But it became a pawn in the long struggle for power between progressives and moderates. Earlier Friday, Jayapal said the White House and Congress’ nonpartisan Joint Committee on Taxation had provided all the fiscal information lawmakers needed for the broad bill.

“If our six colleagues still want to wait for a CBO score, we would agree to give them that time — after which point we can vote on both bills together,” she wrote. That strongly suggested that some progressives were ready to vote against the infrastructure bill.

But that changed after the two Democratic factions reached their agreement.

House passage of the social and environment package would send it to the Senate, where it faces certain changes and more Democratic drama. That’s chiefly because of demands by Sens. Joe Manchin of West Virginia and Kyrsten Sinema of Arizona to contain the measure’s costs and curb or drop some of its initiatives.

Moderates have forced leaders to slash the roughly 2,100-page measure to around half its original $3.5 trillion size. Republicans oppose it as too expensive and damaging to the economy.

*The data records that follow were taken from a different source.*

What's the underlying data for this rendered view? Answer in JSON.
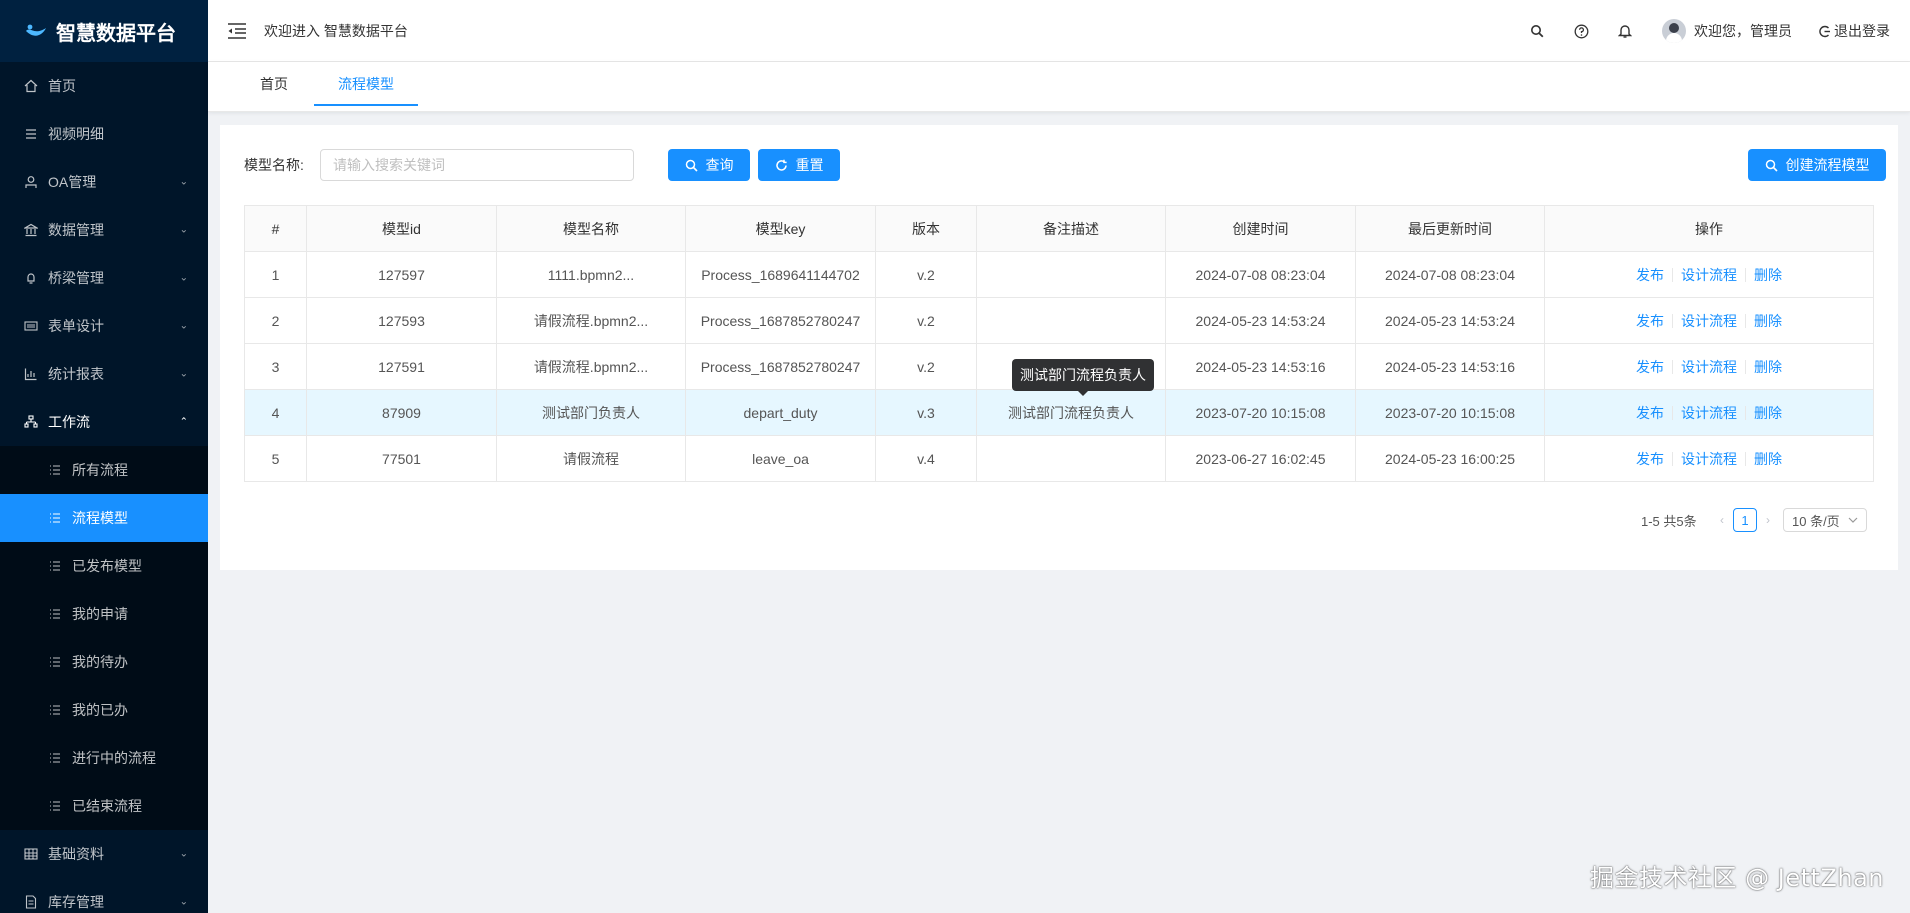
{
  "app": {
    "title": "智慧数据平台"
  },
  "sidebar": {
    "items": [
      {
        "label": "首页",
        "icon": "home-icon"
      },
      {
        "label": "视频明细",
        "icon": "list-icon"
      },
      {
        "label": "OA管理",
        "icon": "user-icon",
        "expandable": true
      },
      {
        "label": "数据管理",
        "icon": "bank-icon",
        "expandable": true
      },
      {
        "label": "桥梁管理",
        "icon": "bell-icon",
        "expandable": true
      },
      {
        "label": "表单设计",
        "icon": "barcode-icon",
        "expandable": true
      },
      {
        "label": "统计报表",
        "icon": "bar-chart-icon",
        "expandable": true
      },
      {
        "label": "工作流",
        "icon": "flow-icon",
        "expandable": true,
        "open": true
      }
    ],
    "workflow_children": [
      {
        "label": "所有流程"
      },
      {
        "label": "流程模型",
        "active": true
      },
      {
        "label": "已发布模型"
      },
      {
        "label": "我的申请"
      },
      {
        "label": "我的待办"
      },
      {
        "label": "我的已办"
      },
      {
        "label": "进行中的流程"
      },
      {
        "label": "已结束流程"
      }
    ],
    "bottom_items": [
      {
        "label": "基础资料",
        "icon": "table-icon",
        "expandable": true
      },
      {
        "label": "库存管理",
        "icon": "file-icon",
        "expandable": true
      }
    ]
  },
  "header": {
    "welcome": "欢迎进入 智慧数据平台",
    "user_greeting": "欢迎您，管理员",
    "logout": "退出登录"
  },
  "tabs": [
    {
      "label": "首页",
      "active": false
    },
    {
      "label": "流程模型",
      "active": true
    }
  ],
  "search": {
    "label": "模型名称:",
    "placeholder": "请输入搜索关键词",
    "value": "",
    "query_label": "查询",
    "reset_label": "重置",
    "create_label": "创建流程模型"
  },
  "table": {
    "columns": [
      "#",
      "模型id",
      "模型名称",
      "模型key",
      "版本",
      "备注描述",
      "创建时间",
      "最后更新时间",
      "操作"
    ],
    "rows": [
      {
        "no": "1",
        "id": "127597",
        "name": "1111.bpmn2...",
        "key": "Process_1689641144702",
        "version": "v.2",
        "desc": "",
        "created": "2024-07-08 08:23:04",
        "updated": "2024-07-08 08:23:04"
      },
      {
        "no": "2",
        "id": "127593",
        "name": "请假流程.bpmn2...",
        "key": "Process_1687852780247",
        "version": "v.2",
        "desc": "",
        "created": "2024-05-23 14:53:24",
        "updated": "2024-05-23 14:53:24"
      },
      {
        "no": "3",
        "id": "127591",
        "name": "请假流程.bpmn2...",
        "key": "Process_1687852780247",
        "version": "v.2",
        "desc": "",
        "created": "2024-05-23 14:53:16",
        "updated": "2024-05-23 14:53:16"
      },
      {
        "no": "4",
        "id": "87909",
        "name": "测试部门负责人",
        "key": "depart_duty",
        "version": "v.3",
        "desc": "测试部门流程负责人",
        "created": "2023-07-20 10:15:08",
        "updated": "2023-07-20 10:15:08",
        "highlighted": true
      },
      {
        "no": "5",
        "id": "77501",
        "name": "请假流程",
        "key": "leave_oa",
        "version": "v.4",
        "desc": "",
        "created": "2023-06-27 16:02:45",
        "updated": "2024-05-23 16:00:25"
      }
    ],
    "actions": [
      "发布",
      "设计流程",
      "删除"
    ]
  },
  "tooltip": {
    "text": "测试部门流程负责人"
  },
  "pagination": {
    "total_text": "1-5 共5条",
    "current_page": "1",
    "page_size": "10 条/页"
  },
  "watermark": "掘金技术社区 @ JettZhan",
  "colors": {
    "primary": "#1890ff",
    "sidebar_bg": "#001529",
    "sub_menu_bg": "#000c17",
    "row_highlight": "#e6f7ff"
  }
}
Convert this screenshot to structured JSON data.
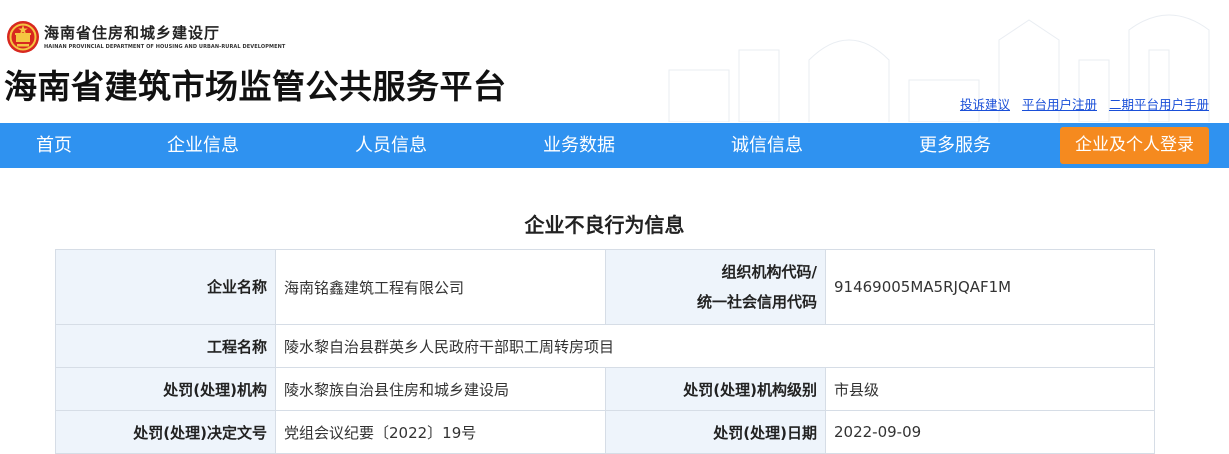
{
  "header": {
    "dept_name_cn": "海南省住房和城乡建设厅",
    "dept_name_en": "HAINAN PROVINCIAL DEPARTMENT OF HOUSING AND URBAN-RURAL DEVELOPMENT",
    "site_title": "海南省建筑市场监管公共服务平台",
    "links": [
      "投诉建议",
      "平台用户注册",
      "二期平台用户手册"
    ]
  },
  "nav": {
    "items": [
      "首页",
      "企业信息",
      "人员信息",
      "业务数据",
      "诚信信息",
      "更多服务"
    ],
    "login_label": "企业及个人登录"
  },
  "main": {
    "title": "企业不良行为信息",
    "fields": {
      "company_name_label": "企业名称",
      "company_name": "海南铭鑫建筑工程有限公司",
      "org_code_label_line1": "组织机构代码/",
      "org_code_label_line2": "统一社会信用代码",
      "org_code": "91469005MA5RJQAF1M",
      "project_name_label": "工程名称",
      "project_name": "陵水黎自治县群英乡人民政府干部职工周转房项目",
      "penalty_org_label": "处罚(处理)机构",
      "penalty_org": "陵水黎族自治县住房和城乡建设局",
      "penalty_org_level_label": "处罚(处理)机构级别",
      "penalty_org_level": "市县级",
      "decision_no_label": "处罚(处理)决定文号",
      "decision_no": "党组会议纪要〔2022〕19号",
      "penalty_date_label": "处罚(处理)日期",
      "penalty_date": "2022-09-09"
    }
  },
  "colors": {
    "nav_bg": "#2f92f0",
    "login_bg": "#f58a1f",
    "label_bg": "#eef4fb",
    "link": "#1a4fd8"
  }
}
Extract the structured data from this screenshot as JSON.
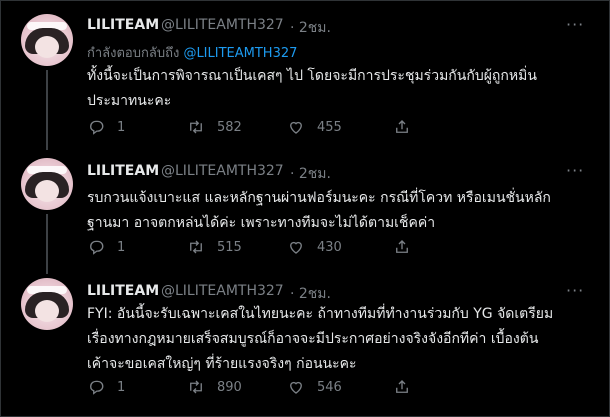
{
  "tweets": [
    {
      "name": "LILITEAM",
      "handle": "@LILITEAMTH327",
      "time": "· 2ชม.",
      "reply_prefix": "กำลังตอบกลับถึง",
      "reply_mention": "@LILITEAMTH327",
      "text_lines": [
        "ทั้งนี้จะเป็นการพิจารณาเป็นเคสๆ ไป โดยจะมีการประชุมร่วมกันกับผู้ถูกหมิ่น",
        "ประมาทนะคะ"
      ],
      "replies": "1",
      "retweets": "582",
      "likes": "455"
    },
    {
      "name": "LILITEAM",
      "handle": "@LILITEAMTH327",
      "time": "· 2ชม.",
      "text_lines": [
        "รบกวนแจ้งเบาะแส และหลักฐานผ่านฟอร์มนะคะ กรณีที่โควท หรือเมนชั่นหลัก",
        "ฐานมา อาจตกหล่นได้ค่ะ เพราะทางทีมจะไม่ได้ตามเช็คค่า"
      ],
      "replies": "1",
      "retweets": "515",
      "likes": "430"
    },
    {
      "name": "LILITEAM",
      "handle": "@LILITEAMTH327",
      "time": "· 2ชม.",
      "text_lines": [
        "FYI: อันนี้จะรับเฉพาะเคสในไทยนะคะ ถ้าทางทีมที่ทำงานร่วมกับ YG จัดเตรียม",
        "เรื่องทางกฎหมายเสร็จสมบูรณ์ก็อาจจะมีประกาศอย่างจริงจังอีกทีค่า เบื้องต้น",
        "เค้าจะขอเคสใหญ่ๆ ที่ร้ายแรงจริงๆ ก่อนนะคะ"
      ],
      "replies": "1",
      "retweets": "890",
      "likes": "546"
    }
  ],
  "icons": {
    "reply": "reply-icon",
    "retweet": "retweet-icon",
    "like": "heart-icon",
    "share": "share-icon",
    "more": "more-icon"
  },
  "colors": {
    "background": "#000000",
    "text": "#e7e9ea",
    "muted": "#7b8086",
    "mention": "#1d9bf0",
    "thread_line": "#3d4145"
  }
}
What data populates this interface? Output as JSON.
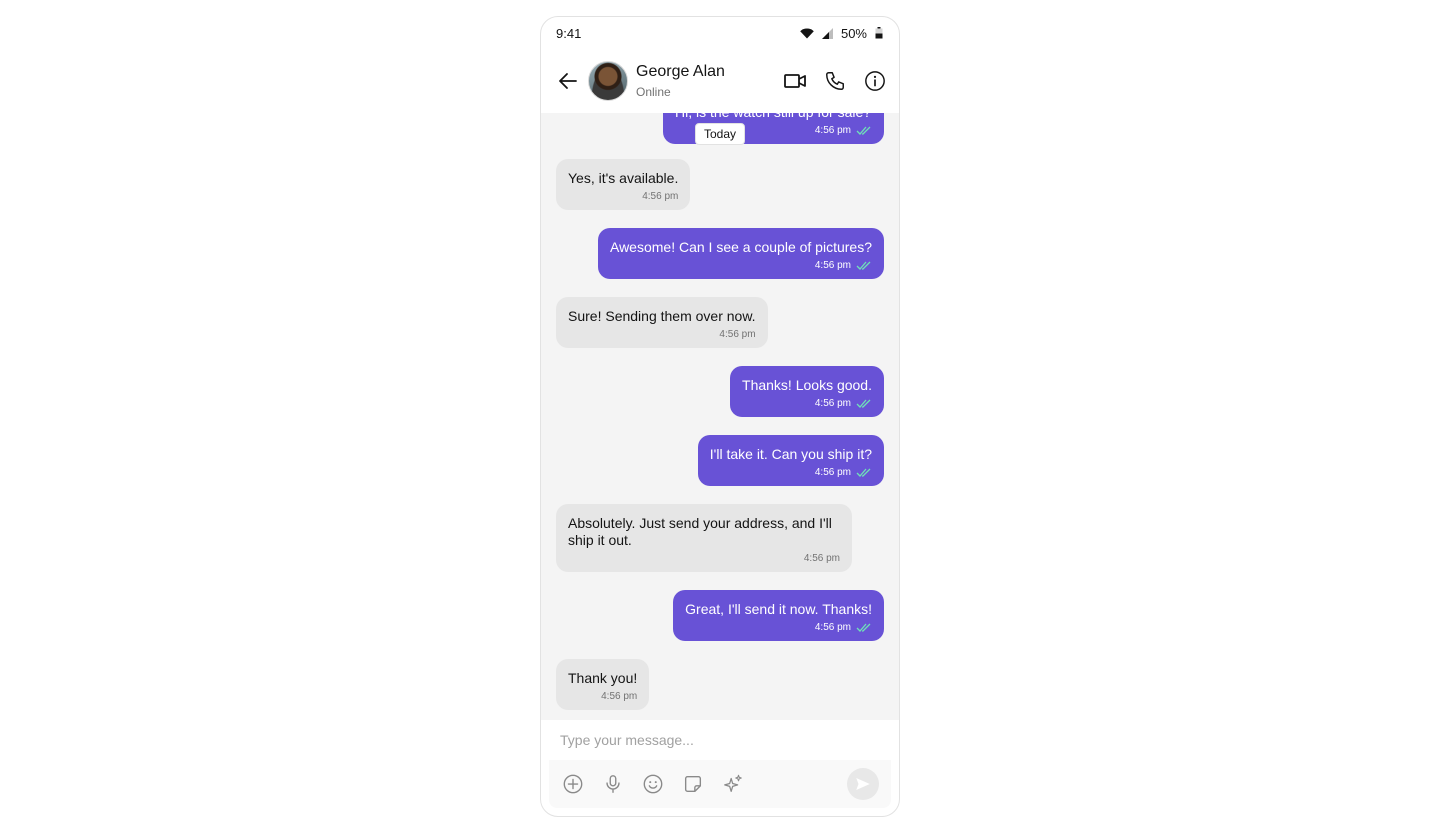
{
  "status_bar": {
    "time": "9:41",
    "battery": "50%"
  },
  "header": {
    "name": "George Alan",
    "status": "Online"
  },
  "date_chip": "Today",
  "messages": [
    {
      "dir": "out",
      "text": "Hi, is the watch still up for sale?",
      "time": "4:56 pm"
    },
    {
      "dir": "in",
      "text": "Yes, it's available.",
      "time": "4:56 pm"
    },
    {
      "dir": "out",
      "text": "Awesome! Can I see a couple of pictures?",
      "time": "4:56 pm"
    },
    {
      "dir": "in",
      "text": "Sure! Sending them over now.",
      "time": "4:56 pm"
    },
    {
      "dir": "out",
      "text": "Thanks! Looks good.",
      "time": "4:56 pm"
    },
    {
      "dir": "out",
      "text": "I'll take it. Can you ship it?",
      "time": "4:56 pm"
    },
    {
      "dir": "in",
      "text": "Absolutely. Just send your address, and I'll ship it out.",
      "time": "4:56 pm"
    },
    {
      "dir": "out",
      "text": "Great, I'll send it now. Thanks!",
      "time": "4:56 pm"
    },
    {
      "dir": "in",
      "text": "Thank you!",
      "time": "4:56 pm"
    }
  ],
  "composer": {
    "placeholder": "Type your message..."
  },
  "colors": {
    "accent": "#6852d6",
    "incoming_bubble": "#e6e6e6",
    "read_tick": "#6fe1b8",
    "background": "#f4f4f4"
  }
}
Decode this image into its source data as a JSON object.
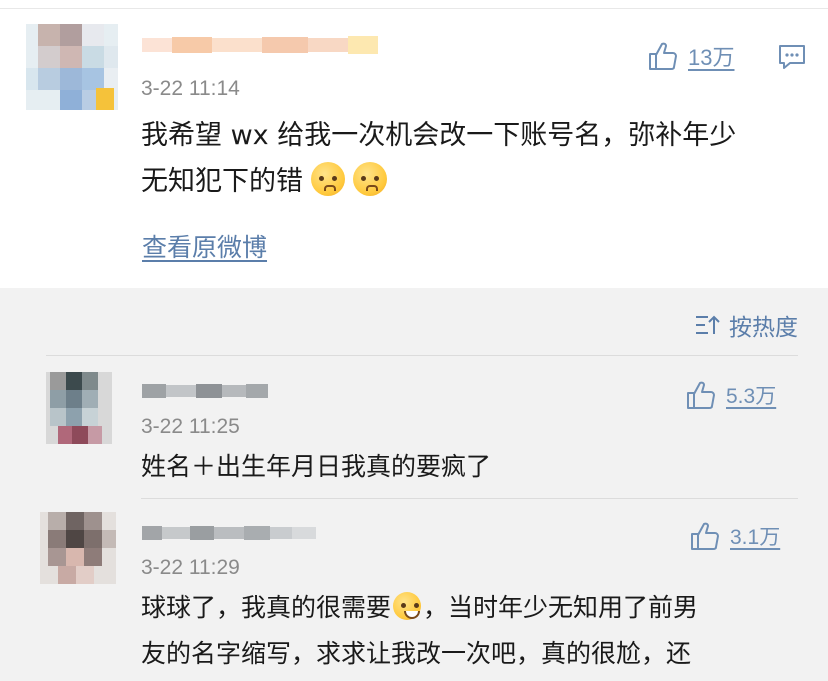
{
  "main": {
    "time": "3-22 11:14",
    "content_line1": "我希望 wx 给我一次机会改一下账号名，弥补年少",
    "content_line2": "无知犯下的错",
    "likes": "13万",
    "view_original": "查看原微博",
    "emoji": "sad-face"
  },
  "replies": {
    "sort_label": "按热度",
    "items": [
      {
        "time": "3-22 11:25",
        "content": "姓名＋出生年月日我真的要疯了",
        "likes": "5.3万"
      },
      {
        "time": "3-22 11:29",
        "content_line1a": "球球了，我真的很需要",
        "content_line1b": "，当时年少无知用了前男",
        "content_line2": "友的名字缩写，求求让我改一次吧，真的很尬，还",
        "likes": "3.1万"
      }
    ]
  },
  "colors": {
    "link": "#5b7eaa",
    "like": "#6f8fb5",
    "time": "#8a8a8a",
    "reply_bg": "#f2f2f2"
  }
}
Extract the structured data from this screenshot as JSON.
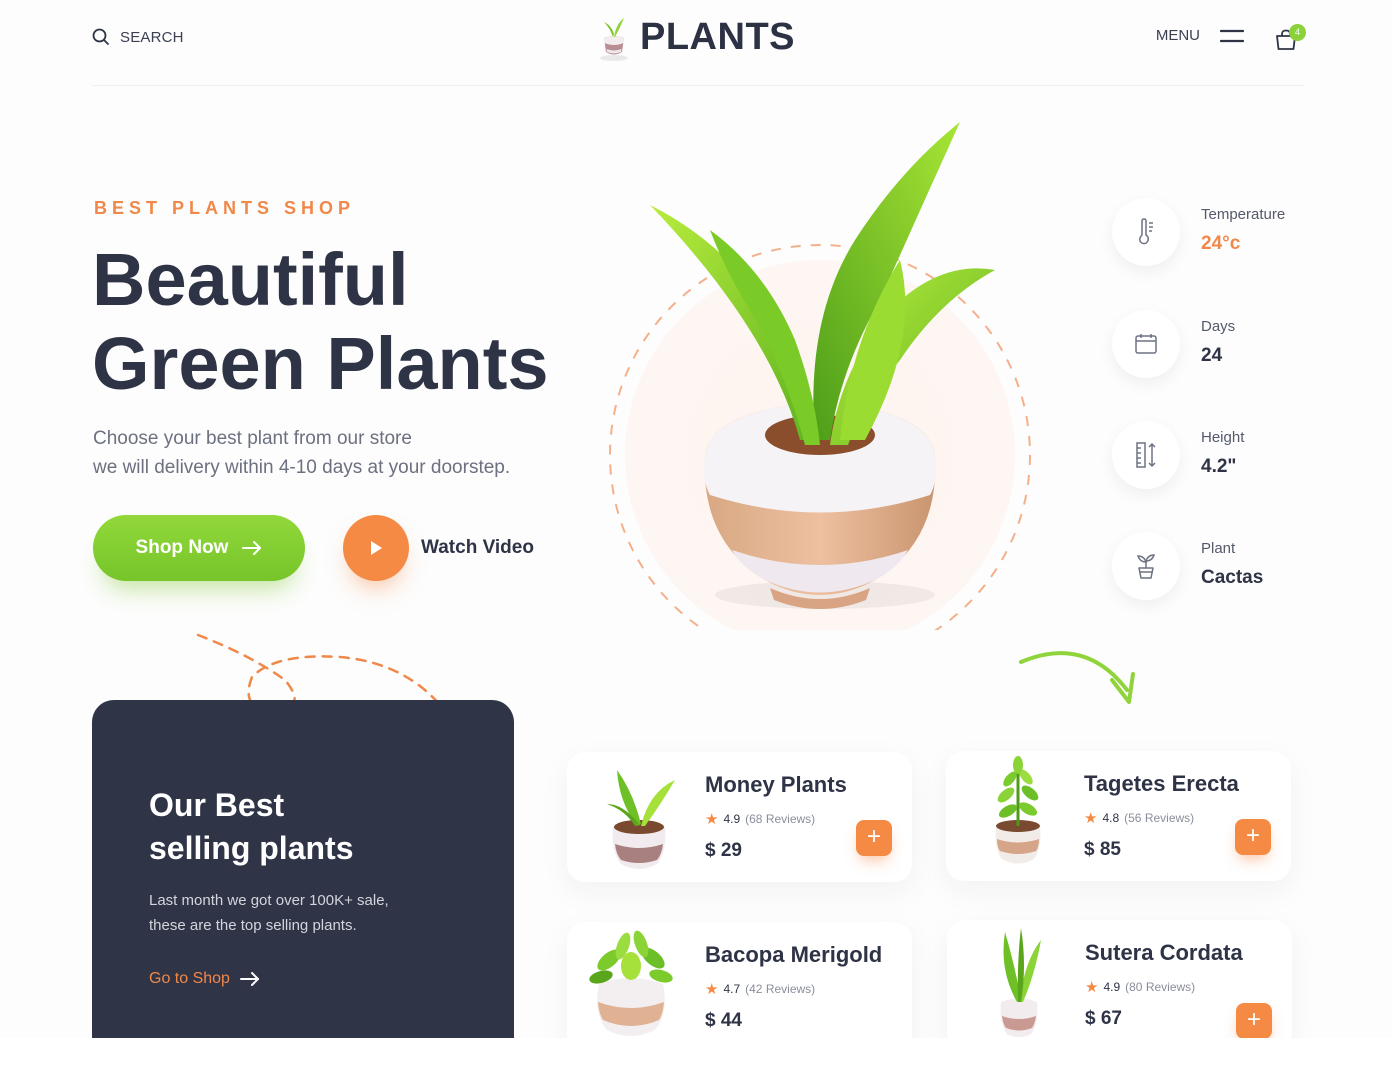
{
  "header": {
    "search_label": "SEARCH",
    "logo_text": "PLANTS",
    "menu_label": "MENU",
    "cart_count": "4"
  },
  "hero": {
    "eyebrow": "BEST PLANTS SHOP",
    "title_line1": "Beautiful",
    "title_line2": "Green Plants",
    "desc_line1": "Choose your best plant from our store",
    "desc_line2": "we will delivery within 4-10 days at your doorstep.",
    "shop_now_label": "Shop Now",
    "watch_video_label": "Watch Video"
  },
  "stats": [
    {
      "label": "Temperature",
      "value": "24°c"
    },
    {
      "label": "Days",
      "value": "24"
    },
    {
      "label": "Height",
      "value": "4.2\""
    },
    {
      "label": "Plant",
      "value": "Cactas"
    }
  ],
  "best_card": {
    "title_line1": "Our Best",
    "title_line2": "selling plants",
    "desc_line1": "Last month we got over 100K+ sale,",
    "desc_line2": "these are the top selling plants.",
    "link_label": "Go to Shop"
  },
  "products": [
    {
      "name": "Money Plants",
      "rating": "4.9",
      "reviews": "(68 Reviews)",
      "price": "$ 29"
    },
    {
      "name": "Tagetes Erecta",
      "rating": "4.8",
      "reviews": "(56 Reviews)",
      "price": "$ 85"
    },
    {
      "name": "Bacopa Merigold",
      "rating": "4.7",
      "reviews": "(42 Reviews)",
      "price": "$ 44"
    },
    {
      "name": "Sutera Cordata",
      "rating": "4.9",
      "reviews": "(80 Reviews)",
      "price": "$ 67"
    }
  ],
  "colors": {
    "accent_orange": "#f58a45",
    "accent_green": "#7fcb2e",
    "dark": "#2f3447"
  }
}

The package would provide large numbers of Americans with assistance to pay for health care, raising children and caring for elderly people at home. The package would provide $555 billion in tax breaks encouraging cleaner energy and electric vehicles. Democrats added provisions in recent days restoring a new paid family leave program and work permits for millions of immigrants.

Much of the package’s cost would be covered with higher taxes on wealthier Americans and large corporations.

Moderate opposition and strict Senate rules about what can be included in the massive bill suggest that the family leave program and the immigration provisions may be dropped in that chamber.

The Associated Press Logo

The Associated Press is an independent global news organization dedicated to factual reporting. Founded in 1846, AP today remains the most trusted source of fast, accurate, unbiased news in all formats and the essential provider of the technology and services vital to the news business. The Trucker Media Group is subscriber of The Associated Press has been granted the license to use this content on TheTrucker.com and The Trucker newspaper in accordance with its Content License Agreement with The Associated Press.

Avatar for The Associated Press
The Associated Press is an independent global news organization dedicated to factual reporting. Founded in 1846, AP today remains the most trusted source of fast, accurate, unbiased news in all formats and the essential provider of the technology and services vital to the news business. The Trucker Media Group is subscriber of The Associated Press has been granted the license to use this content on TheTrucker.com and The Trucker newspaper in accordance with its Content License Agreement with The Associated Press.
For over 30 years, the objective of The Trucker editorial team has been to produce content focused on truck drivers that is relevant, objective and engaging. After reading this article, feel free to leave a comment about this article or the topics covered in this article for the author or the other readers to enjoy. Let them know what you think! We always enjoy hearing from our readers.

COMMENT ON THIS ARTICLE